If nothing else, COVID-19 may have us falling in love all over again with our vehicles.
For years, automotive experts have been predicting a shift away from private vehicle ownership, saying shared autonomous vehicles were where the industry was headed. Especially in metropolitan areas where public transportation was more abundant, the concept seemed likely, and the rise of ride sharing companies such as Uber and Lyft seemed to underscore that prediction.
Then COVID-19 swept across the country and uprooted normalcy. When that happened, Americans turned to their safe spaces.
"The vehicle, in many ways, has become our own private bubble," Jonathan Smoke, chief economist for Cox Automotive, said during an Aug. 5 webinar that was part of the Center for Automotive Research's annual Management Briefing Seminars.
Vehicles became the place where Americans could share experiences instead of rides. High school graduations were done in drive-thru fashion with graduates handed their diplomas through the passenger-side windows. Car parades with honking horns and homemade signs replaced the traditional ice-cream-and-cake birthday party. Churches held Easter services at drive-in movie theaters.
"There are all kinds of things," Smoke said, "that are actually more vehicle-dependent in ways many of us could have never imagined."

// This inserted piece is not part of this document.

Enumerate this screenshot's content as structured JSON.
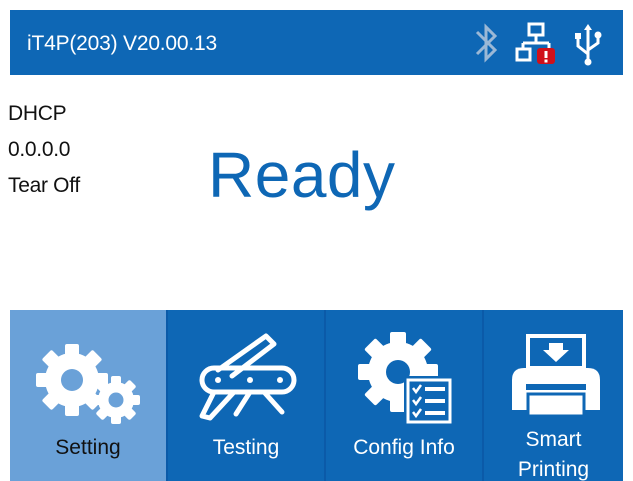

While it is unlikely that America's infatuation for these vehicle comforts will last forever, it has changed the outlook for the auto industry, at least in the short term.
Jeff Schuster, LMC Automotive's president of Americas operations and global vehicle forecasts, expects the lingering effects of the virus to impact shared vehicles more than anything else. If nothing else, he said, it will delay by about three years the development, launch and adoption of autonomous driving models—especially those that are level 4 or 5 autonomous sharing.
"It is really going to depend on what happens with this virus, the vaccine and how people behave in a post-vaccine environment," Schuster said.
In the near term, shared mobility likely will continue, just in ways that weren't anticipated.
Pointing to the recent successes of delivery services such as Grubhub, Door Dash and Uber Eats, Mike Wall, IHS Markit's executive director of automotive analysis, noted that Americans are embracing and using shared vehicles; we're just not moving people.
"We are moving goods, we're moving foods," Wall said. "It is amazing to see how we evolve. So, I wouldn't write off the concept of that type mobility, but I do think it is going to evolve. And I think we are seeing it evolve."
Reviving auto sales
The American automotive industry is reeling from the coronavirus pandemic. As the industry and its consumers try to get their bearings, they're forced to navigate additional political and social circumstances.
"We had been seeing improving customer sentiment until we got to Memorial Day weekend," Smoke said.
That was when COVID-19 cases began rising again in the U.S., and it marked the start of countrywide protests following the death of George Floyd.
Unfortunately, Smoke said, the road ahead doesn't seem any less challenging.
"Americans are really challenged by the situation with schools (reopening) and that is influencing attitudes about the fall," Smoke said. "Plus, we are 13 weeks away from the most polarized presidential election that most of us have experienced in our lifetimes."